Aug 3, 2009
Polymer nanotube bundles track NO levels
Researchers at the National University of Singapore have developed a sensor based on CuTAPc (copper tetraamino-phthalocyanine) polymer nanotubes to detect toxic gases, for example nitric oxide (NO), present in the aqueous phase. The nanostructured sensor was fabricated through template-assisted electropolymerization in anodic aluminum oxide filters. It has been shown to be extremely sensitive and intrinsically selective to specific gases at concentrations as low as one part per billion (ppb).
As reported in Nanotechnology, Gu Feng and colleagues applied a simple protocol for polymer nanotube fabrication to CuTAPc, a commonly used industrial dye, to form their surface modified device. A high surface area to volume ratio was obtained by modifying the nanotube structure on a platinum layer, which helped the team to realize a sensor with high sensitivity and a fast response towards NO.
High sensitivities and improved linear ranges were achieved through well established measurements such as differential pulse voltammetry (DPV) and differential potential amperometry (DPA). Detection limits as low as 10 nM were obtained in common voltammetric analysis with the ultra-high response current in the microamp range.
Meanwhile, electrochemical impedance spectroscopy (EIS) was introduced to determine the sensitivity of the device to variations in polymer conductivity. By comparing the data with values obtained from an equivalent circuit model simulation, it was found that the resistance of poly-CuTAPc nanotubes decreased proportionally with the NO concentration exclusively at the oxidation potential, which points towards the possibility of determining the NO concentration in the nanometre range.
In addition, a de-doping process was applied to the sensors to increase the porosity of the nanotubes, which further lowers the detection limit. This is probably because high porosity provides more active sites and/or surface area through the expulsion of embedded anions.
The scientists are currently planning to fabricate sensors that can detect more chemicals such as dopamine, hydrazine and glucose, to further extend the applications in human and environmental studies.
About the author

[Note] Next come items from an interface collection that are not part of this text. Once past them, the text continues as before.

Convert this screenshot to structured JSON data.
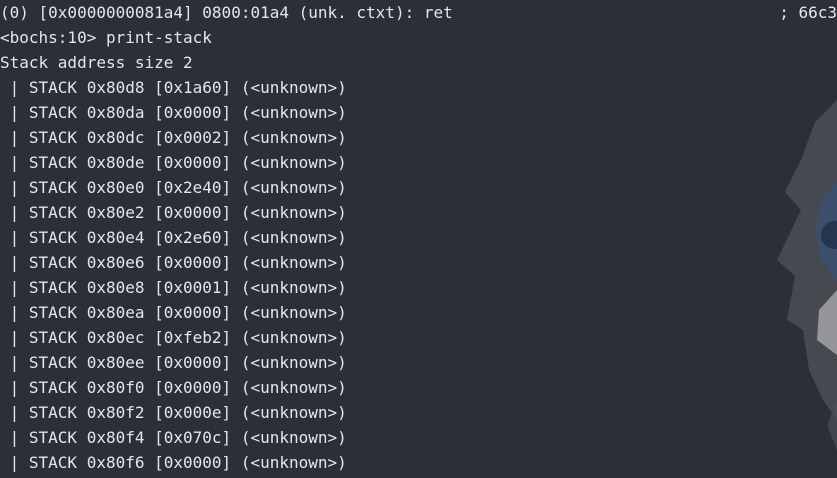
{
  "terminal": {
    "status_line": "(0) [0x0000000081a4] 0800:01a4 (unk. ctxt): ret",
    "status_comment": "; 66c3",
    "prompt": "<bochs:10> print-stack",
    "header": "Stack address size 2",
    "stack_lines": [
      " | STACK 0x80d8 [0x1a60] (<unknown>)",
      " | STACK 0x80da [0x0000] (<unknown>)",
      " | STACK 0x80dc [0x0002] (<unknown>)",
      " | STACK 0x80de [0x0000] (<unknown>)",
      " | STACK 0x80e0 [0x2e40] (<unknown>)",
      " | STACK 0x80e2 [0x0000] (<unknown>)",
      " | STACK 0x80e4 [0x2e60] (<unknown>)",
      " | STACK 0x80e6 [0x0000] (<unknown>)",
      " | STACK 0x80e8 [0x0001] (<unknown>)",
      " | STACK 0x80ea [0x0000] (<unknown>)",
      " | STACK 0x80ec [0xfeb2] (<unknown>)",
      " | STACK 0x80ee [0x0000] (<unknown>)",
      " | STACK 0x80f0 [0x0000] (<unknown>)",
      " | STACK 0x80f2 [0x000e] (<unknown>)",
      " | STACK 0x80f4 [0x070c] (<unknown>)",
      " | STACK 0x80f6 [0x0000] (<unknown>)"
    ]
  },
  "colors": {
    "background": "#2b2f37",
    "foreground": "#e4e6ea"
  }
}
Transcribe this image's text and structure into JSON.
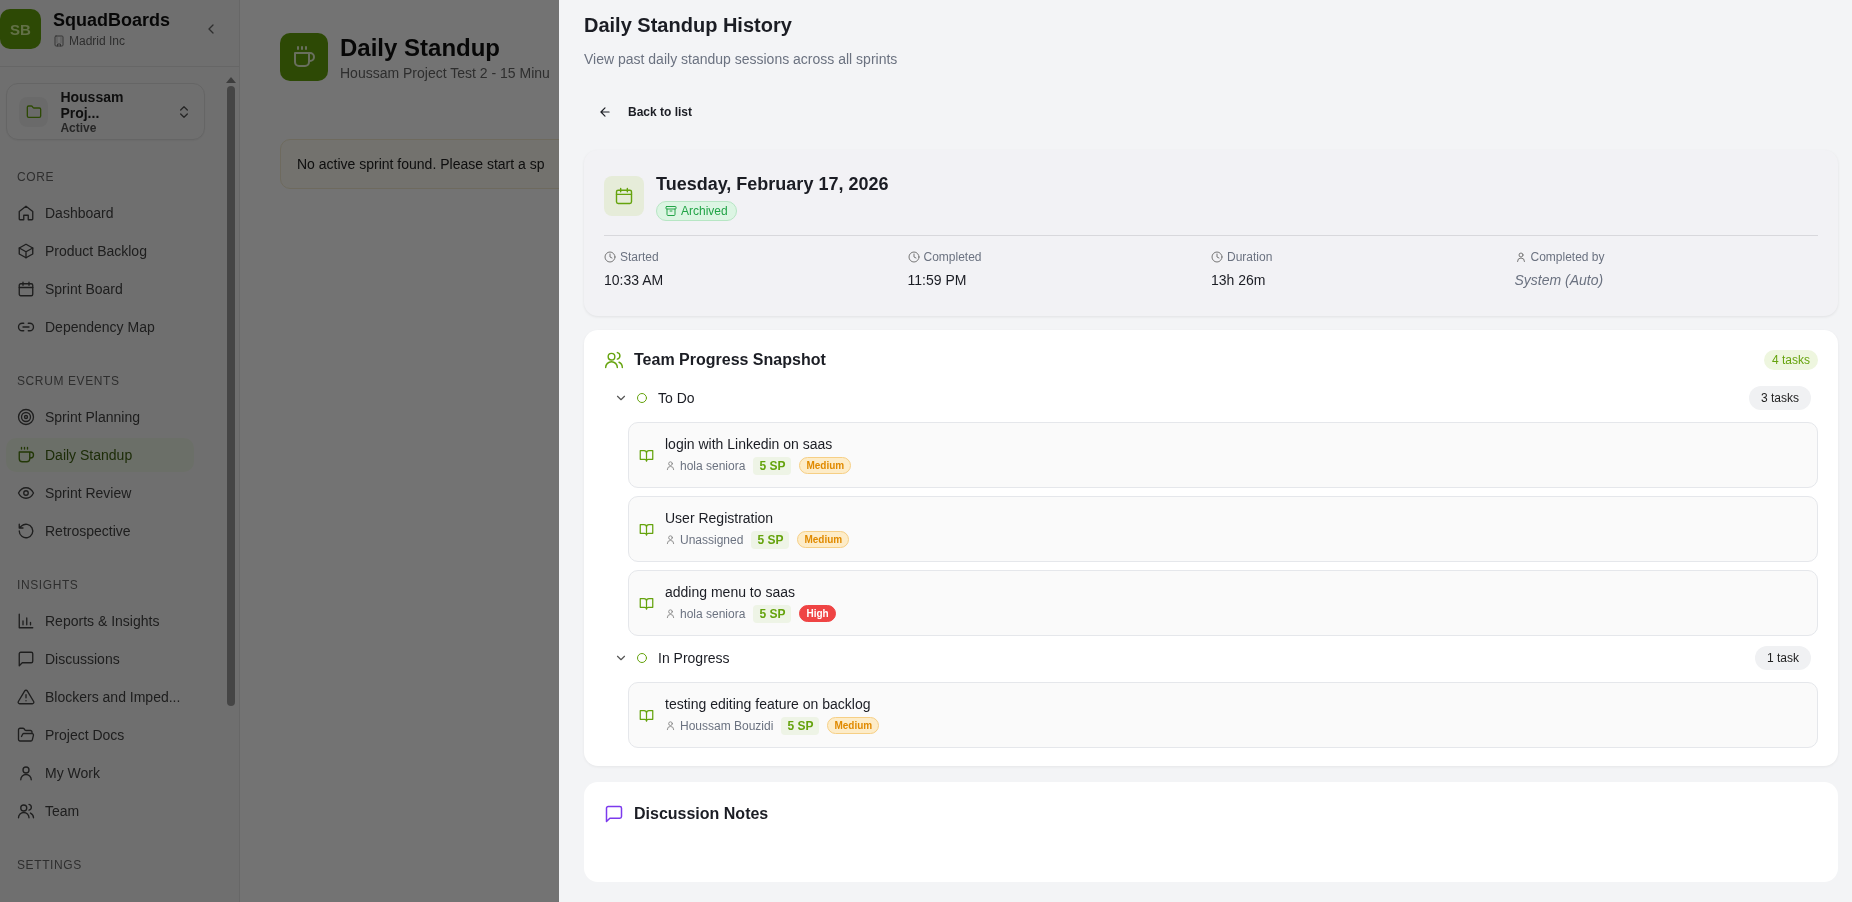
{
  "sidebar": {
    "brand": {
      "initials": "SB",
      "name": "SquadBoards",
      "org": "Madrid Inc"
    },
    "project": {
      "name": "Houssam Proj...",
      "status": "Active"
    },
    "sections": [
      {
        "title": "CORE",
        "items": [
          {
            "label": "Dashboard",
            "selected": false
          },
          {
            "label": "Product Backlog",
            "selected": false
          },
          {
            "label": "Sprint Board",
            "selected": false
          },
          {
            "label": "Dependency Map",
            "selected": false
          }
        ]
      },
      {
        "title": "SCRUM EVENTS",
        "items": [
          {
            "label": "Sprint Planning",
            "selected": false
          },
          {
            "label": "Daily Standup",
            "selected": true
          },
          {
            "label": "Sprint Review",
            "selected": false
          },
          {
            "label": "Retrospective",
            "selected": false
          }
        ]
      },
      {
        "title": "INSIGHTS",
        "items": [
          {
            "label": "Reports & Insights",
            "selected": false
          },
          {
            "label": "Discussions",
            "selected": false
          },
          {
            "label": "Blockers and Imped...",
            "selected": false
          },
          {
            "label": "Project Docs",
            "selected": false
          },
          {
            "label": "My Work",
            "selected": false
          },
          {
            "label": "Team",
            "selected": false
          }
        ]
      },
      {
        "title": "SETTINGS"
      }
    ]
  },
  "page": {
    "title": "Daily Standup",
    "subtitle": "Houssam Project Test 2 - 15 Minu",
    "alert": "No active sprint found. Please start a sp"
  },
  "panel": {
    "title": "Daily Standup History",
    "subtitle": "View past daily standup sessions across all sprints",
    "back_link": "Back to list",
    "session": {
      "date": "Tuesday, February 17, 2026",
      "status": "Archived",
      "stats": [
        {
          "label": "Started",
          "value": "10:33 AM",
          "kind": "value"
        },
        {
          "label": "Completed",
          "value": "11:59 PM",
          "kind": "value"
        },
        {
          "label": "Duration",
          "value": "13h 26m",
          "kind": "value"
        },
        {
          "label": "Completed by",
          "value": "System (Auto)",
          "kind": "auto"
        }
      ]
    },
    "team": {
      "title": "Team Progress Snapshot",
      "count": "4 tasks",
      "groups": [
        {
          "name": "To Do",
          "count": "3 tasks",
          "expanded": true,
          "tasks": [
            {
              "title": "login with Linkedin on saas",
              "assignee": "hola seniora",
              "points": "5 SP",
              "priority": {
                "text": "Medium",
                "kind": "medium"
              }
            },
            {
              "title": "User Registration",
              "assignee": "Unassigned",
              "points": "5 SP",
              "priority": {
                "text": "Medium",
                "kind": "medium"
              }
            },
            {
              "title": "adding menu to saas",
              "assignee": "hola seniora",
              "points": "5 SP",
              "priority": {
                "text": "High",
                "kind": "high"
              }
            }
          ]
        },
        {
          "name": "In Progress",
          "count": "1 task",
          "expanded": true,
          "tasks": [
            {
              "title": "testing editing feature on backlog",
              "assignee": "Houssam Bouzidi",
              "points": "5 SP",
              "priority": {
                "text": "Medium",
                "kind": "medium"
              }
            }
          ]
        }
      ]
    },
    "discussion": {
      "title": "Discussion Notes"
    }
  }
}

The work was performed in the surface chemistry lab in the Department of Chemistry, National University of Singapore (NUS), and was supported by research grant (R143-00-191-112). Gu Feng is a PhD student the department of chemistry, NUS. He is supervised by Dr Ang Siau Gek and Dr Xu Guo Qin. Dr Ang Siau Gek is an associate professor in the Department of Chemistry, NUS. Dr Xu Guo Qin is a professor and head of the Department of Chemistry, NUS.